People filing for bankruptcy are often worried about losing their retirement money. However, in most cases, this money is protected and untouchable by the trustee. This is why I advise against raiding a pension or IRA for money to pay down debts.

You can seriously jeopardize your future for no good reason. This is because the money is either not considered an asset, is a fully exempted asset, or has a high exemption amount.

Retirement Money Is Not an Asset

Some retirement vehicles are not considered part of your "bankrupt estate" or pool of assets available to a trustee to sell to pay creditors. The main requirement is that there be an "anti-alienation clause" (a clause preventing creditors from accessing those funds).

The logic behind this is that if creditors cannot seize the money outside of bankruptcy, they should not be able to do so inside one. Employers usually maintain plans of this nature as group plans with many participants. These include a(n):
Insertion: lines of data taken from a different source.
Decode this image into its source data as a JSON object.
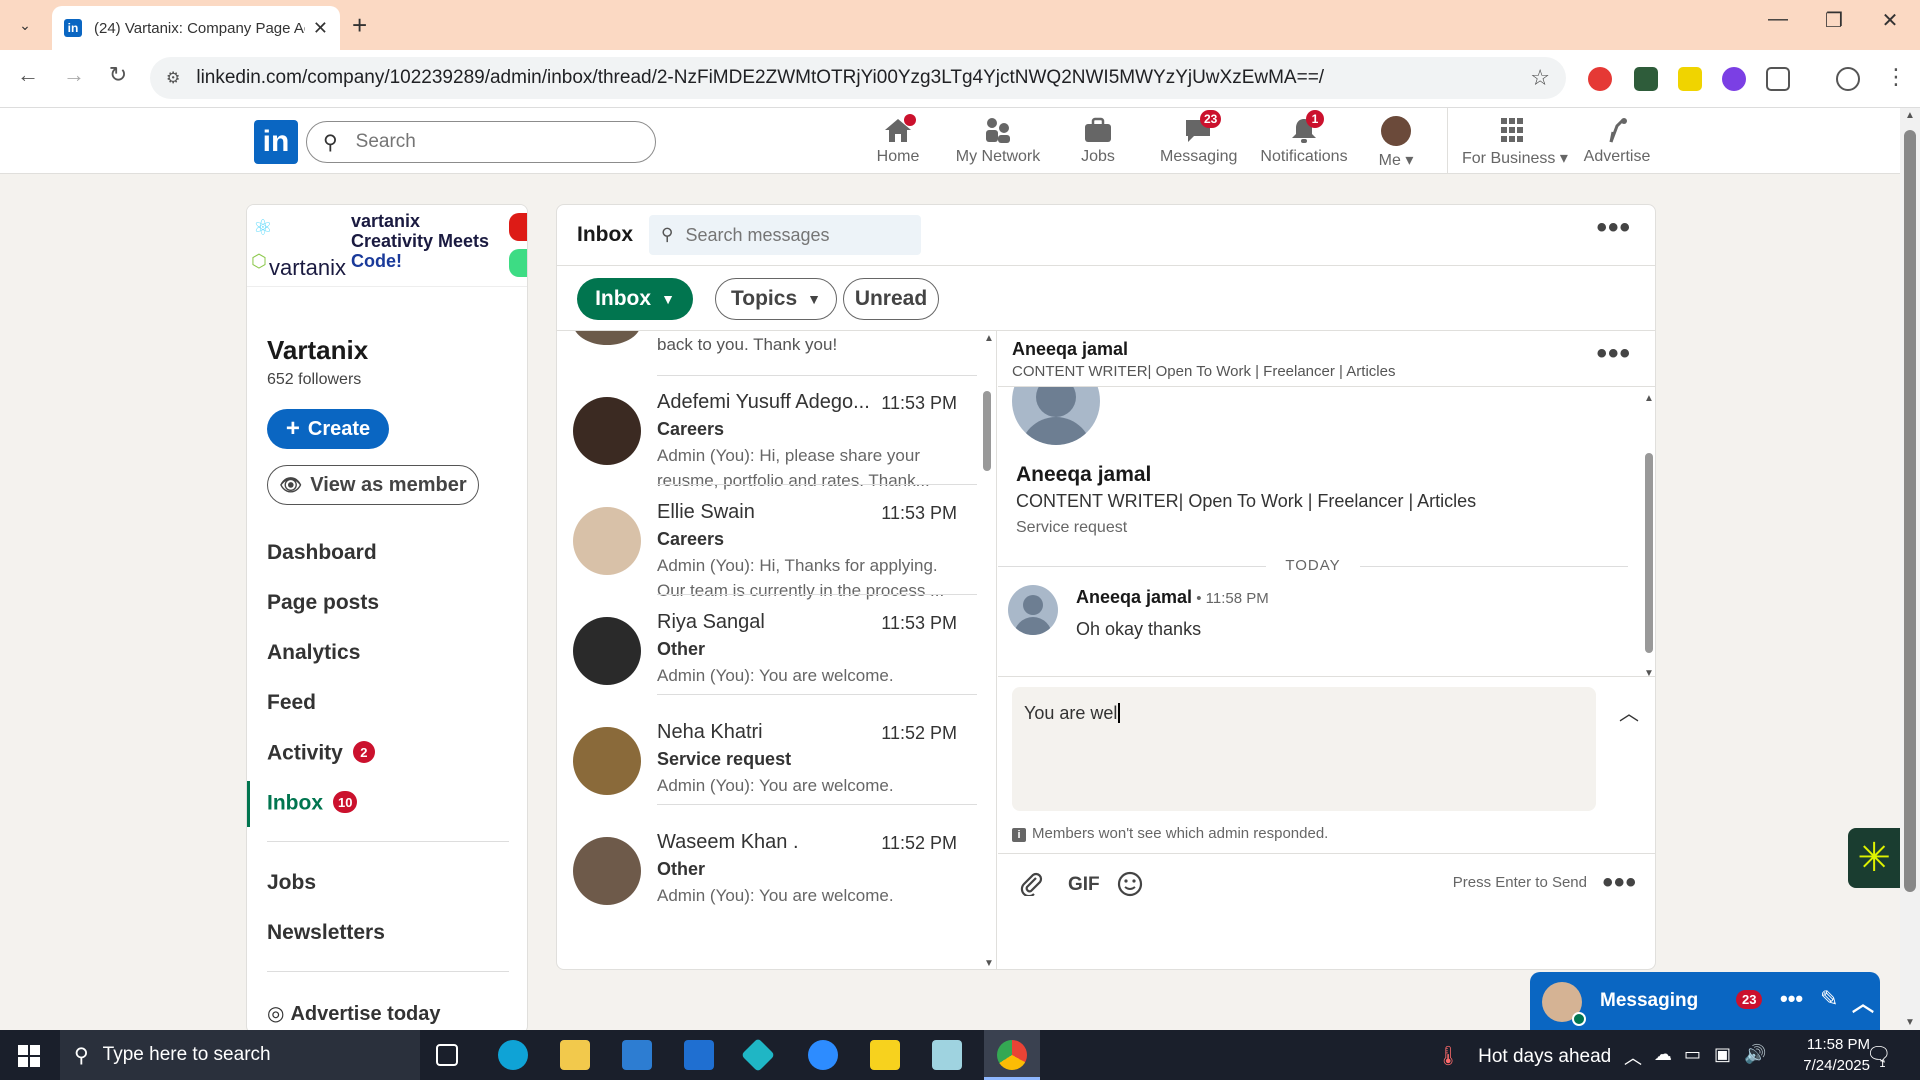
{
  "browser": {
    "tab_title": "(24) Vartanix: Company Page Ac",
    "url": "linkedin.com/company/102239289/admin/inbox/thread/2-NzFiMDE2ZWMtOTRjYi00Yzg3LTg4YjctNWQ2NWI5MWYzYjUwXzEwMA==/"
  },
  "li_nav": {
    "search_placeholder": "Search",
    "items": [
      {
        "label": "Home",
        "badge": ""
      },
      {
        "label": "My Network",
        "badge": ""
      },
      {
        "label": "Jobs",
        "badge": ""
      },
      {
        "label": "Messaging",
        "badge": "23"
      },
      {
        "label": "Notifications",
        "badge": "1"
      },
      {
        "label": "Me",
        "badge": ""
      },
      {
        "label": "For Business",
        "badge": ""
      },
      {
        "label": "Advertise",
        "badge": ""
      }
    ]
  },
  "page": {
    "cover_text_line1": "vartanix",
    "cover_text_line2": "Creativity Meets",
    "cover_text_line3": "Code!",
    "cover_logo": "vartanix",
    "name": "Vartanix",
    "followers": "652 followers",
    "create_label": "Create",
    "view_as_member_label": "View as member",
    "nav": {
      "dashboard": "Dashboard",
      "page_posts": "Page posts",
      "analytics": "Analytics",
      "feed": "Feed",
      "activity": "Activity",
      "activity_badge": "2",
      "inbox": "Inbox",
      "inbox_badge": "10",
      "jobs": "Jobs",
      "newsletters": "Newsletters",
      "advertise_today": "Advertise today"
    }
  },
  "inbox": {
    "title": "Inbox",
    "search_placeholder": "Search messages",
    "filters": {
      "inbox": "Inbox",
      "topics": "Topics",
      "unread": "Unread"
    },
    "partial_preview": "back to you. Thank you!",
    "conversations": [
      {
        "name": "Adefemi Yusuff Adego...",
        "time": "11:53 PM",
        "topic": "Careers",
        "preview": "Admin (You): Hi, please share your reusme, portfolio and rates. Thank..."
      },
      {
        "name": "Ellie Swain",
        "time": "11:53 PM",
        "topic": "Careers",
        "preview": "Admin (You): Hi, Thanks for applying. Our team is currently in the process ..."
      },
      {
        "name": "Riya Sangal",
        "time": "11:53 PM",
        "topic": "Other",
        "preview": "Admin (You): You are welcome."
      },
      {
        "name": "Neha Khatri",
        "time": "11:52 PM",
        "topic": "Service request",
        "preview": "Admin (You): You are welcome."
      },
      {
        "name": "Waseem Khan .",
        "time": "11:52 PM",
        "topic": "Other",
        "preview": "Admin (You): You are welcome."
      }
    ]
  },
  "thread": {
    "header_name": "Aneeqa jamal",
    "header_headline": "CONTENT WRITER| Open To Work | Freelancer | Articles",
    "profile_name": "Aneeqa jamal",
    "profile_headline": "CONTENT WRITER| Open To Work | Freelancer | Articles",
    "profile_topic": "Service request",
    "day_label": "TODAY",
    "message": {
      "sender": "Aneeqa jamal",
      "time": " • 11:58 PM",
      "text": "Oh okay thanks"
    },
    "composer_text": "You are wel",
    "notice": "Members won't see which admin responded.",
    "gif_label": "GIF",
    "press_enter": "Press Enter to Send"
  },
  "messaging_bubble": {
    "title": "Messaging",
    "badge": "23"
  },
  "taskbar": {
    "search_placeholder": "Type here to search",
    "weather": "Hot days ahead",
    "time": "11:58 PM",
    "date": "7/24/2025",
    "notif_count": "1"
  }
}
  • Education IRA
  • ERISA qualified employee benefit plan
  • Deferred compensation plan
  • Tax-deferred annuity

Retirement Money Exempted

Other retirement investments are considered part of the "bankrupt estate" because they may only have one participant or do not have an anti-alienation clause. However, most are considered entirely or partially exempted under the bankruptcy code. These include:

  • Pensions, profit sharing, and stock bonus plans
  • Annuities
  • IRAs
  • Roth IRAs
  • Simple Employee Pensions
  • Simple Retirement Accounts
  • Deferred Compensation Plans

However, IRAs have an exemption capped at $1,095,000 (adjusted periodically for inflation).

This area of law is complex, but as an experienced New Jersey bankruptcy lawyer, I will help you protect your retirement, even during bankruptcy.

Steven J. Richardson
Connect with me
Bankruptcy, Collections, Student Loan, DUI and Traffic Court attorney in Woodbury, NJ.